*REQUIREMENT*:
From the entries, copy every line that carries the string "content".

*ENTRIES SUPPLIED*:
'''

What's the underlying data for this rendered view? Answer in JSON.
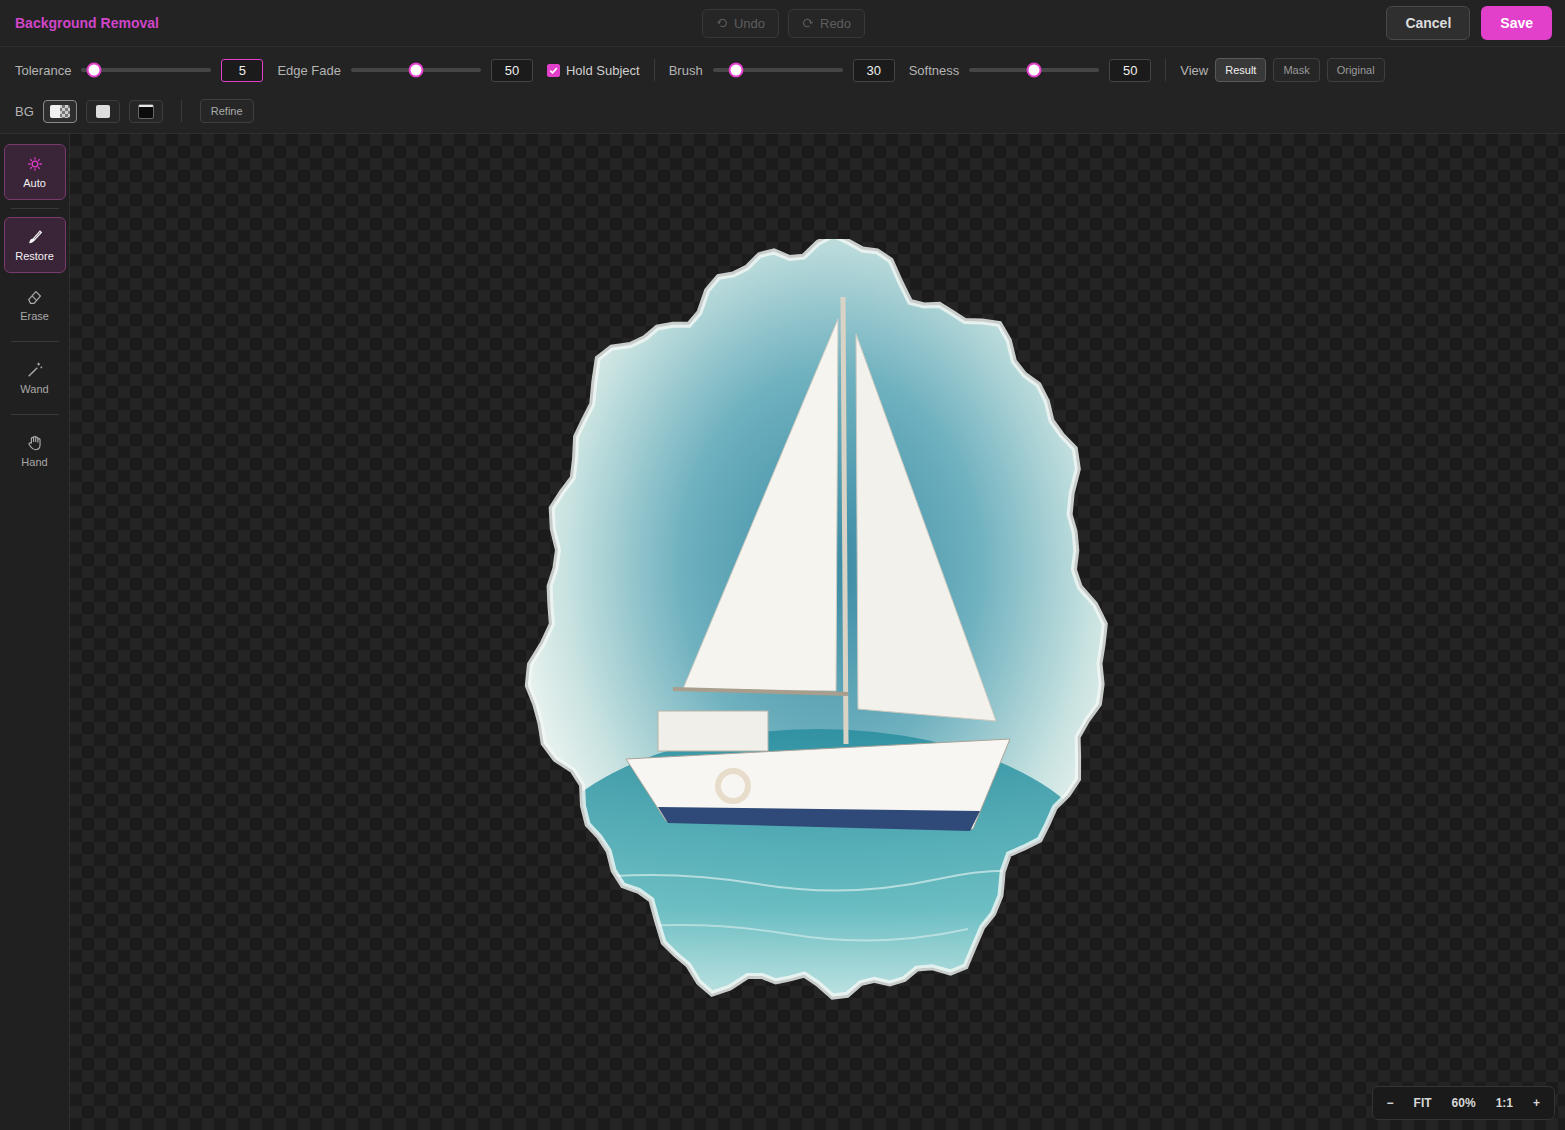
{
  "header": {
    "title": "Background Removal",
    "undo": {
      "label": "Undo",
      "disabled": true
    },
    "redo": {
      "label": "Redo",
      "disabled": true
    },
    "cancel": "Cancel",
    "save": "Save"
  },
  "toolbar": {
    "items": [
      {
        "kind": "slider",
        "label": "Tolerance",
        "value": "5",
        "level": 0.1,
        "focused": true
      },
      {
        "kind": "slider",
        "label": "Edge Fade",
        "value": "50",
        "level": 0.5,
        "focused": false
      },
      {
        "kind": "checkbox",
        "label": "Hold Subject",
        "checked": true
      },
      {
        "kind": "divider"
      },
      {
        "kind": "slider",
        "label": "Brush",
        "value": "30",
        "level": 0.18,
        "focused": false
      },
      {
        "kind": "slider",
        "label": "Softness",
        "value": "50",
        "level": 0.5,
        "focused": false
      },
      {
        "kind": "divider"
      },
      {
        "kind": "segmented",
        "label": "View",
        "options": [
          {
            "label": "Result",
            "selected": true
          },
          {
            "label": "Mask",
            "selected": false
          },
          {
            "label": "Original",
            "selected": false
          }
        ]
      }
    ]
  },
  "background": {
    "label": "BG",
    "swatches": [
      {
        "kind": "checker",
        "selected": true
      },
      {
        "kind": "light",
        "selected": false
      },
      {
        "kind": "dark",
        "selected": false
      }
    ],
    "refine": "Refine"
  },
  "tools": [
    {
      "kind": "tool",
      "label": "Auto",
      "selected": true
    },
    {
      "kind": "divider"
    },
    {
      "kind": "tool",
      "label": "Restore",
      "selected": true
    },
    {
      "kind": "tool",
      "label": "Erase",
      "selected": false
    },
    {
      "kind": "divider"
    },
    {
      "kind": "tool",
      "label": "Wand",
      "selected": false
    },
    {
      "kind": "divider"
    },
    {
      "kind": "tool",
      "label": "Hand",
      "selected": false
    }
  ],
  "zoom": {
    "buttons": [
      "−",
      "FIT",
      "60%",
      "1:1",
      "+"
    ]
  }
}
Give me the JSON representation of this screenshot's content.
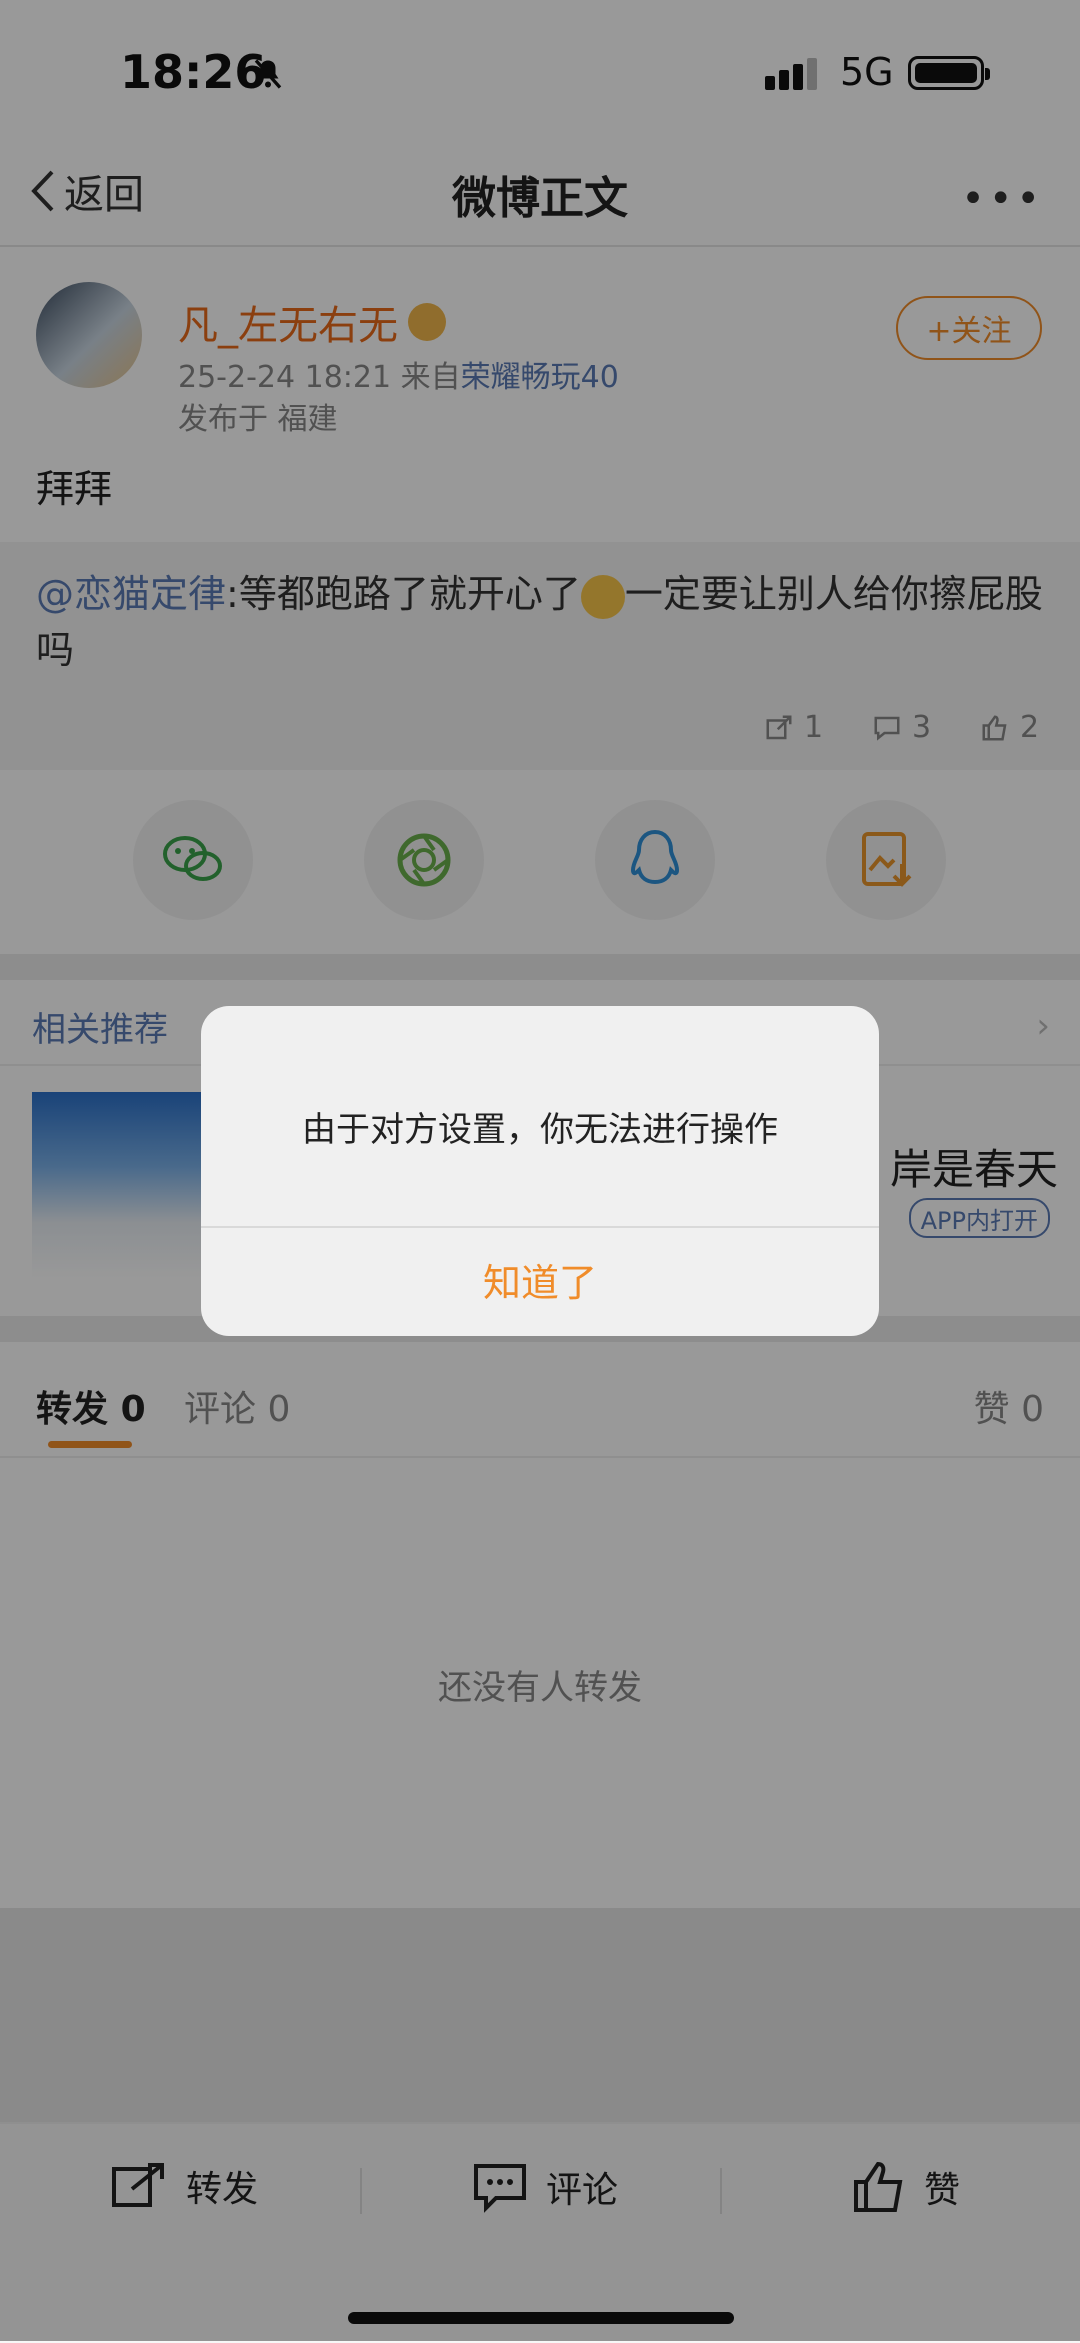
{
  "status": {
    "time": "18:26",
    "network": "5G"
  },
  "nav": {
    "back": "返回",
    "title": "微博正文",
    "more": "•••"
  },
  "post": {
    "username": "凡_左无右无",
    "time": "25-2-24 18:21",
    "from_prefix": "来自",
    "source": "荣耀畅玩40",
    "location": "发布于 福建",
    "follow_label": "+关注",
    "content": "拜拜",
    "repost": {
      "mention": "@恋猫定律",
      "text_before_emoji": ":等都跑路了就开心了",
      "text_after_emoji": "一定要让别人给你擦屁股吗",
      "repost_count": "1",
      "comment_count": "3",
      "like_count": "2"
    }
  },
  "share": {
    "items": [
      "wechat-icon",
      "moments-icon",
      "qq-icon",
      "save-image-icon"
    ]
  },
  "recommend": {
    "title": "相关推荐",
    "text": "岸是春天",
    "app_tag": "APP内打开"
  },
  "tabs": {
    "repost": "转发",
    "repost_count": "0",
    "comment": "评论",
    "comment_count": "0",
    "like": "赞",
    "like_count": "0"
  },
  "empty_text": "还没有人转发",
  "bottom": {
    "repost": "转发",
    "comment": "评论",
    "like": "赞"
  },
  "dialog": {
    "message": "由于对方设置，你无法进行操作",
    "button": "知道了"
  },
  "colors": {
    "accent": "#f08c2a",
    "link": "#5a7bb5",
    "username": "#e86a1a"
  }
}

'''

*WORKED SOLUTION*:
Give me the JSON representation of this screenshot's content.
    "content": "拜拜",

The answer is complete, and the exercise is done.